Another fierce creature – mostly in dormant mode – has attracted my eye. A large and lazy alligator drowses on the opposite bank from the park we humans perceive has “safe”.  His wonderful laid out poses compel me to tuck the leashes and to lean in his direction. He, too, has occasionally demonstrated and a certain limit to his tolerance, has suddenly stirred and lowered his long reptilian body into the water. The water is that which divides him from me and my little dogs. We moved too…right after snapping one last interesting shot.

Inner Harbor Alligator (color) 028 (1024x816) (3)I gaze at this photograph and see balance. If one can move past the slightly menacing nature of the subject, one can perceive that the inner and outer reality is visible. I love the way the water reveals and magnifies the inner and more mysterious aspect of the creature. The original fascination goes deeper. At least mine does. As I said before, seeing can be mysterious.
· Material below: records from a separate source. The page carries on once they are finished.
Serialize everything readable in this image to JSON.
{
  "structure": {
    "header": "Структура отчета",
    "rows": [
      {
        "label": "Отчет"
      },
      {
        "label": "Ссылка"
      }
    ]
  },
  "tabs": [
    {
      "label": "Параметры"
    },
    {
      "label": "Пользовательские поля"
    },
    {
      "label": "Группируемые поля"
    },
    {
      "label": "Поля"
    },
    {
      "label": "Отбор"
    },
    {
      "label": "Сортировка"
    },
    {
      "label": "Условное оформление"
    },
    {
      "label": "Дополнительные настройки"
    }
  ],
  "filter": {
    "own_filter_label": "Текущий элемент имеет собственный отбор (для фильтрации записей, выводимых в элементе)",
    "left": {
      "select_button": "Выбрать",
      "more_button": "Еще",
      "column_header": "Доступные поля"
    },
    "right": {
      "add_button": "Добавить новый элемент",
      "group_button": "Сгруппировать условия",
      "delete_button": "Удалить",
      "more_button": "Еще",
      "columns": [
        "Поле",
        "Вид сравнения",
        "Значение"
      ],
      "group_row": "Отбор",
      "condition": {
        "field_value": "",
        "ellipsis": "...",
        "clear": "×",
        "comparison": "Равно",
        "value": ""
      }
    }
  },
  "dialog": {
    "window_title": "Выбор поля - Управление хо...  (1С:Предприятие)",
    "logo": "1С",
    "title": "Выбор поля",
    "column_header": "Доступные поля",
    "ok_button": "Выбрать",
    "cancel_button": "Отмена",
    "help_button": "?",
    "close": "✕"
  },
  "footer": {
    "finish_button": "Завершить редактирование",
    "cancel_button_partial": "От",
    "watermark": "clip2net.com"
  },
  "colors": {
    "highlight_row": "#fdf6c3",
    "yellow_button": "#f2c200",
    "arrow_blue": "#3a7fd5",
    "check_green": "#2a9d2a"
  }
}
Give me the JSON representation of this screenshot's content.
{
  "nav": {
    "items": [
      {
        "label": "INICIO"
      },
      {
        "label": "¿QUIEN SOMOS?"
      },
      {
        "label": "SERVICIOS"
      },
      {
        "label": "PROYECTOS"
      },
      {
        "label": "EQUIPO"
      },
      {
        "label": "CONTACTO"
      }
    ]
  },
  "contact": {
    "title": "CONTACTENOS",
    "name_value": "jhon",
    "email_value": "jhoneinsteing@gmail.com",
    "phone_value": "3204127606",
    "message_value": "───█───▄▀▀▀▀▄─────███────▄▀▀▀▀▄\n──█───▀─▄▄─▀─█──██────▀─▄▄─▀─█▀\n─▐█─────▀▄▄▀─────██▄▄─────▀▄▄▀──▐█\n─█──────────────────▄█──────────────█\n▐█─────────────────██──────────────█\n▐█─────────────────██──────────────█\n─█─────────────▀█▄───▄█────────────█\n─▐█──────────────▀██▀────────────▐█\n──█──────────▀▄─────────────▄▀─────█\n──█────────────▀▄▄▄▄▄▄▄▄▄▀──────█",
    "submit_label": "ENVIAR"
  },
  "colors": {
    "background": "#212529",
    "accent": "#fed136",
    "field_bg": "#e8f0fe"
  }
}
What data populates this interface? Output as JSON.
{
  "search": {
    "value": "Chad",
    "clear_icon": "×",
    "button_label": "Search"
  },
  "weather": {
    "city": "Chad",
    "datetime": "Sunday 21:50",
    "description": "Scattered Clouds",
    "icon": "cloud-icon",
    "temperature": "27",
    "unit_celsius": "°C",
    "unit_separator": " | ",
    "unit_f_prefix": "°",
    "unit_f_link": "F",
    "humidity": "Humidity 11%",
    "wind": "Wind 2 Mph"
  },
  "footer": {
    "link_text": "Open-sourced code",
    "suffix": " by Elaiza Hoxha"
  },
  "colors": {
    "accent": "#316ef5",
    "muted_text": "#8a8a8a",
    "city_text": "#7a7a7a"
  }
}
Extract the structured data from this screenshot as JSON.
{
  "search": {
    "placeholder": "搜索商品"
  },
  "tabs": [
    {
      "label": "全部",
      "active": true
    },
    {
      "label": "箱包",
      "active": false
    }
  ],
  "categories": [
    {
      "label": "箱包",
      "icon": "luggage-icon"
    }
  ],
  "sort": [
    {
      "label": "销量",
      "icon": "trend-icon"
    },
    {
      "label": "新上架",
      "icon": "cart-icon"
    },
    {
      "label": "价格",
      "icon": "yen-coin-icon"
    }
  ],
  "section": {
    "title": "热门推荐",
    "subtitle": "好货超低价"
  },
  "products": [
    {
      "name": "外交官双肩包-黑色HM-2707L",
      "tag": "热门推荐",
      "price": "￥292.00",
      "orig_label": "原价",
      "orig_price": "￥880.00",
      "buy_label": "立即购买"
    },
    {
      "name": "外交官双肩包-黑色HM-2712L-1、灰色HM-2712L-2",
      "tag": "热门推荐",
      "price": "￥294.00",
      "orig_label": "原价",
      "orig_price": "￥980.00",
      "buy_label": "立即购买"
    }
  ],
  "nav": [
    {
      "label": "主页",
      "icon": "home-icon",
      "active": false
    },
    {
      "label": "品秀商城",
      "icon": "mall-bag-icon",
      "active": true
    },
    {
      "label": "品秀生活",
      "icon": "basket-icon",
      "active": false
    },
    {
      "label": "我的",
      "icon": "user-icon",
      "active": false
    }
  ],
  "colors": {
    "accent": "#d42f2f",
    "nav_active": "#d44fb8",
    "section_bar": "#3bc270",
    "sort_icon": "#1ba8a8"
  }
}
It is relief to me that seeing can be oblique.

When I began this posting, I did have a quest of sorts; I was hoping to find (or to see) some interior reason behind my on-going physical problems: a UTI that lingers, antibiotics that attack my system rather than heal my symptoms, a rotator cuff that continues to pain me in spite of steroid shots and rehab exercises, a digestive system that insists on simple foods and “Please… Less stress…” I have obviously digressed in my quest, but enjoyed the journey. And perhaps I do see (in an oblique way)   that I am – as they say at the clinic where I am currently receiving my antibiotic by injection – a fragile flower. More importantly, it is OK to be a fragile flower.

Walking Iris (fragile flower) 067 (768x1024) (2)